After seeing a spike in mental health cases in the veteran population in Madison, Katie Bautista emphasizes the need for not only physical health care, but also mental health advocacy to be a focus in the community. She has seen the negative effects of mental health struggles in her own family and with high unemployment rates in the Madison area among veterans, Bautista’s work is crucial.
Bautista has worked for the Madison VA hospital for seven years. While she started as an entry level employee, she now manages the Community Care Department to ensure all veterans receive proper and sufficient health care in a timely manner.
What do you think is the biggest challenge our community faces?

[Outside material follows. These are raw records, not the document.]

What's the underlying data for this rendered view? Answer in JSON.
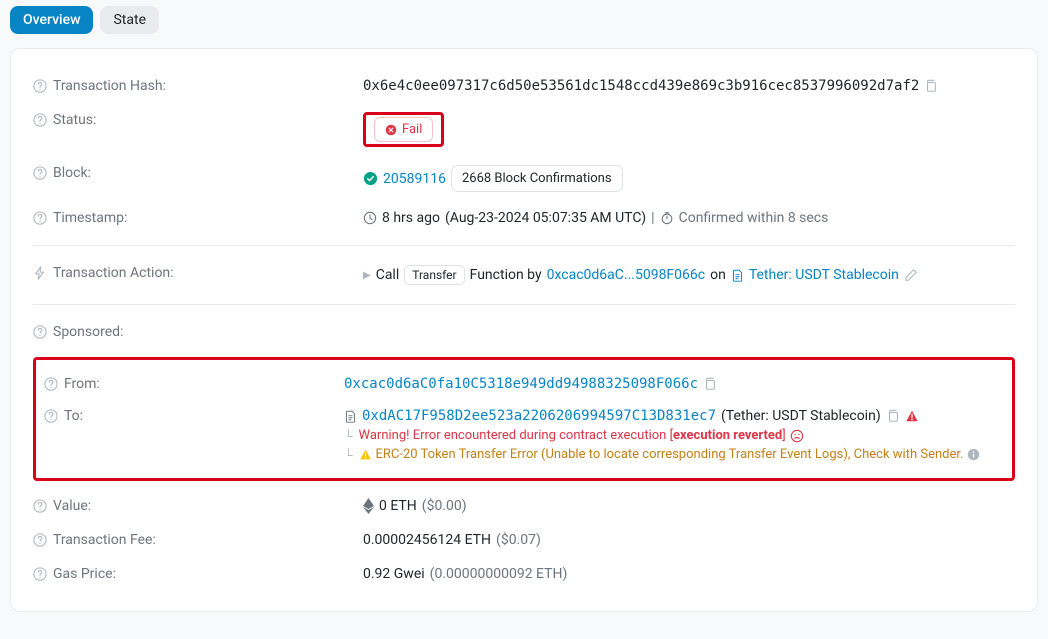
{
  "tabs": {
    "overview": "Overview",
    "state": "State"
  },
  "labels": {
    "hash": "Transaction Hash:",
    "status": "Status:",
    "block": "Block:",
    "timestamp": "Timestamp:",
    "action": "Transaction Action:",
    "sponsored": "Sponsored:",
    "from": "From:",
    "to": "To:",
    "value": "Value:",
    "fee": "Transaction Fee:",
    "gas": "Gas Price:"
  },
  "hash": "0x6e4c0ee097317c6d50e53561dc1548ccd439e869c3b916cec8537996092d7af2",
  "status_text": "Fail",
  "block": {
    "number": "20589116",
    "confirm": "2668 Block Confirmations"
  },
  "timestamp": {
    "ago": "8 hrs ago",
    "full": "(Aug-23-2024 05:07:35 AM UTC)",
    "sep": "|",
    "confirmed": "Confirmed within 8 secs"
  },
  "action": {
    "call": "Call",
    "method": "Transfer",
    "by": "Function by",
    "sender_short": "0xcac0d6aC...5098F066c",
    "on": "on",
    "contract_name": "Tether: USDT Stablecoin"
  },
  "from": "0xcac0d6aC0fa10C5318e949dd94988325098F066c",
  "to": {
    "addr": "0xdAC17F958D2ee523a2206206994597C13D831ec7",
    "name": "(Tether: USDT Stablecoin)"
  },
  "warnings": {
    "line1a": "Warning! Error encountered during contract execution [",
    "line1b": "execution reverted",
    "line1c": "]",
    "line2": "ERC-20 Token Transfer Error (Unable to locate corresponding Transfer Event Logs), Check with Sender."
  },
  "value": {
    "amt": "0 ETH",
    "usd": "($0.00)"
  },
  "fee": {
    "eth": "0.00002456124 ETH",
    "usd": "($0.07)"
  },
  "gas": {
    "gwei": "0.92 Gwei",
    "eth": "(0.00000000092 ETH)"
  }
}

Right now, I think [it’s] reconnecting. During the pandemic, we were just so isolated and I think it gave people an opportunity to explore themselves in an isolated setting— what they want and their comfort levels. Now, how do you come back out, mingle and socialize and implement the things you discovered? Mental health awareness is so ‘out there’ both positive and negative. People became [more] aware of their mental health or issues, so how do you meld that together as a community and move forward? I think the big challenge for us is going to be the next steps coming out of the pandemic.
What do you wish people in our community understood better?

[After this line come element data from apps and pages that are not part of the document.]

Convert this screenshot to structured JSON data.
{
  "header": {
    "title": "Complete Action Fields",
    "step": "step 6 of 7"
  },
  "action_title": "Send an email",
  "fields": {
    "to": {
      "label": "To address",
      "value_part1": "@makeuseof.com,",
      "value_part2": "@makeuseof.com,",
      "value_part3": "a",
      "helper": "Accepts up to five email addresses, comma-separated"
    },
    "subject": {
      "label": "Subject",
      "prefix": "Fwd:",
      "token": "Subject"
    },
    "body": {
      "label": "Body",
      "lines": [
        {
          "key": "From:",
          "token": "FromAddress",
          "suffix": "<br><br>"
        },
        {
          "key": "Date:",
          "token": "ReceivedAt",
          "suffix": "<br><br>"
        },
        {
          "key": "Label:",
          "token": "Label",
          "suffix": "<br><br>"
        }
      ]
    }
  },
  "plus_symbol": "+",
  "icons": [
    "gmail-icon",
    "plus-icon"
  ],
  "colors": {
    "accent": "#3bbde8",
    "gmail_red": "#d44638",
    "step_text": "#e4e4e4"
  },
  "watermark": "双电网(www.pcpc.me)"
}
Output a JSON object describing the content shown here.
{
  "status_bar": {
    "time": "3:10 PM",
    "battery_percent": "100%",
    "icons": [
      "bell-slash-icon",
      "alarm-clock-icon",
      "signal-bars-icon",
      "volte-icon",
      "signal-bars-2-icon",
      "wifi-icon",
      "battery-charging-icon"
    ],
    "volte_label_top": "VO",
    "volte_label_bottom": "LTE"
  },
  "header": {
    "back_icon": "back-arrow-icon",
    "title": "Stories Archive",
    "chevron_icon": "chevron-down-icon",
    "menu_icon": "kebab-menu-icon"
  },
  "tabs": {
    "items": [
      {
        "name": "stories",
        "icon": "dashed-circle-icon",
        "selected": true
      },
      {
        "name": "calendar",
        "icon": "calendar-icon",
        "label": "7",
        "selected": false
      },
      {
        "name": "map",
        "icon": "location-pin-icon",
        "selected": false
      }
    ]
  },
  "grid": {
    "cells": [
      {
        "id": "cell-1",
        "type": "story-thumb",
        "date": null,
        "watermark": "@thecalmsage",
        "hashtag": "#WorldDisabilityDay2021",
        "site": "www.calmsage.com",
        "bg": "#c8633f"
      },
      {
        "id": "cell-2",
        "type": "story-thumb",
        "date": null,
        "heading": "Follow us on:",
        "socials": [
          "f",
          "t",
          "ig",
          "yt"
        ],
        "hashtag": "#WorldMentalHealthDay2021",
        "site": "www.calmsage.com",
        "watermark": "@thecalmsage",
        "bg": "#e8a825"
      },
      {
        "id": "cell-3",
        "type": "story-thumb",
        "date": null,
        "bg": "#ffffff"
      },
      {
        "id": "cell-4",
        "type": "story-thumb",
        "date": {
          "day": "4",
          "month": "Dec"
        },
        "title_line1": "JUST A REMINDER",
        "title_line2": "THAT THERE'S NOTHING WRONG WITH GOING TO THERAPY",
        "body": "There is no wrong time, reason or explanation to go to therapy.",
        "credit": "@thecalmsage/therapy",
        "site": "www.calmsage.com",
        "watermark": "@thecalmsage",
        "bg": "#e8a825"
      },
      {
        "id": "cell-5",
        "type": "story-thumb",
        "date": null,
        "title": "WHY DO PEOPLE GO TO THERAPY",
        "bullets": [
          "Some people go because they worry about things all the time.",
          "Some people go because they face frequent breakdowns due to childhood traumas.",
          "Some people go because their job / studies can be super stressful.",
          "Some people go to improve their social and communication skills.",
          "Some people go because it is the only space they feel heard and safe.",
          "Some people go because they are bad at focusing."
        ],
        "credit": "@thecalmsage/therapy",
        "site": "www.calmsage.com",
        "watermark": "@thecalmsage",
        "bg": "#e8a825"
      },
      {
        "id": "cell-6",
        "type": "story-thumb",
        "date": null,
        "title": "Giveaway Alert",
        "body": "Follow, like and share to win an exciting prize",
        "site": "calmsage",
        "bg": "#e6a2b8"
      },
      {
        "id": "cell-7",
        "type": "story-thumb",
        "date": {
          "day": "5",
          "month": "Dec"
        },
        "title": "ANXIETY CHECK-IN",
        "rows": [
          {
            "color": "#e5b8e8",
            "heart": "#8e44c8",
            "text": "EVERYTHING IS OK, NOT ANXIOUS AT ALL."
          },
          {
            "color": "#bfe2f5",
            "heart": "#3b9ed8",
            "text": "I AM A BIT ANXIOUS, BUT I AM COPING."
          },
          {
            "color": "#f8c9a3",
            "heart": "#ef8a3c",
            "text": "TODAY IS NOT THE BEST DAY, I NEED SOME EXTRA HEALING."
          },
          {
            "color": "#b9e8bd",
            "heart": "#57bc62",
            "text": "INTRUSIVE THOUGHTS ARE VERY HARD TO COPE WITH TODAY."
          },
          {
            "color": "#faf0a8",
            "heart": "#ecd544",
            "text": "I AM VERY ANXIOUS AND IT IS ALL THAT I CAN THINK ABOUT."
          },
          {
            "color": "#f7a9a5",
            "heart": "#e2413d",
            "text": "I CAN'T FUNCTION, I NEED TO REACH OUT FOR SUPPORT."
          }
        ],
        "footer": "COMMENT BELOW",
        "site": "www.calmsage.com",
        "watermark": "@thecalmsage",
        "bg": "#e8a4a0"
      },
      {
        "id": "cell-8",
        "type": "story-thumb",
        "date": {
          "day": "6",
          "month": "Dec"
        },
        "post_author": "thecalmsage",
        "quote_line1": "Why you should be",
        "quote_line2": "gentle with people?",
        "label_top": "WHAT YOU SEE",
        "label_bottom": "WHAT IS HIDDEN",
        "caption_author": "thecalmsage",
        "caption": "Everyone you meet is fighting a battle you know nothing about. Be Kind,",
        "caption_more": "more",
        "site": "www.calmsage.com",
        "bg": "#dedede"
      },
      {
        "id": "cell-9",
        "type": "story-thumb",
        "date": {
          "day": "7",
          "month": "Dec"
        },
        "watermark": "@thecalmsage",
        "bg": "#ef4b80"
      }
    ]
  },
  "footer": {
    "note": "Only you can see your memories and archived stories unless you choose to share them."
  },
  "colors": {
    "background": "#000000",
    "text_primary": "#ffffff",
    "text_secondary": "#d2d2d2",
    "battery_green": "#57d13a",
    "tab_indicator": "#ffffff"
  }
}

Maybe just understanding boundaries but not cutting off inclusiveness. Being able to accommodate and being empathetic is part of that. You don’t want to treat everyone with kid gloves but you want to be able to meet them in the middle. I think sometimes as a nation or even just in our small community here, it’s hard to put yourself in someone else’s shoes when you have a very strong view on something. I think that is one thing I wish more people were aware of— being open and communicating better.
What is one change you would make if you could that would make life better for people in our community?
I think from the health care side and my experience there, I would like there to be more resources for mental health. Right now, mental health is a huge issue in my line of work with veterans and [the] increase in suicide. It’s something [in] the population I’ve always been aware of but now you hear it all over the news. I’ve experienced this personally with my brother who lives with me [and] discovering resources for mental health. I wish there were more resources and if there wasn’t this taboo that we can’t talk about [mental health]. I wish our community had more, or just in general, there were more available resources.
What in our community gives you hope?
I think we have such good outlets for different things, really for anything. You go to the [farmer’s] market [or] any of these community events and I think you have such a nice melting pot of not only people but opportunities for learning new things or growth. There’s a Saturday market and you get to interact with so many different people in different walks of life. I think that is something that’s really unique about our community and our area.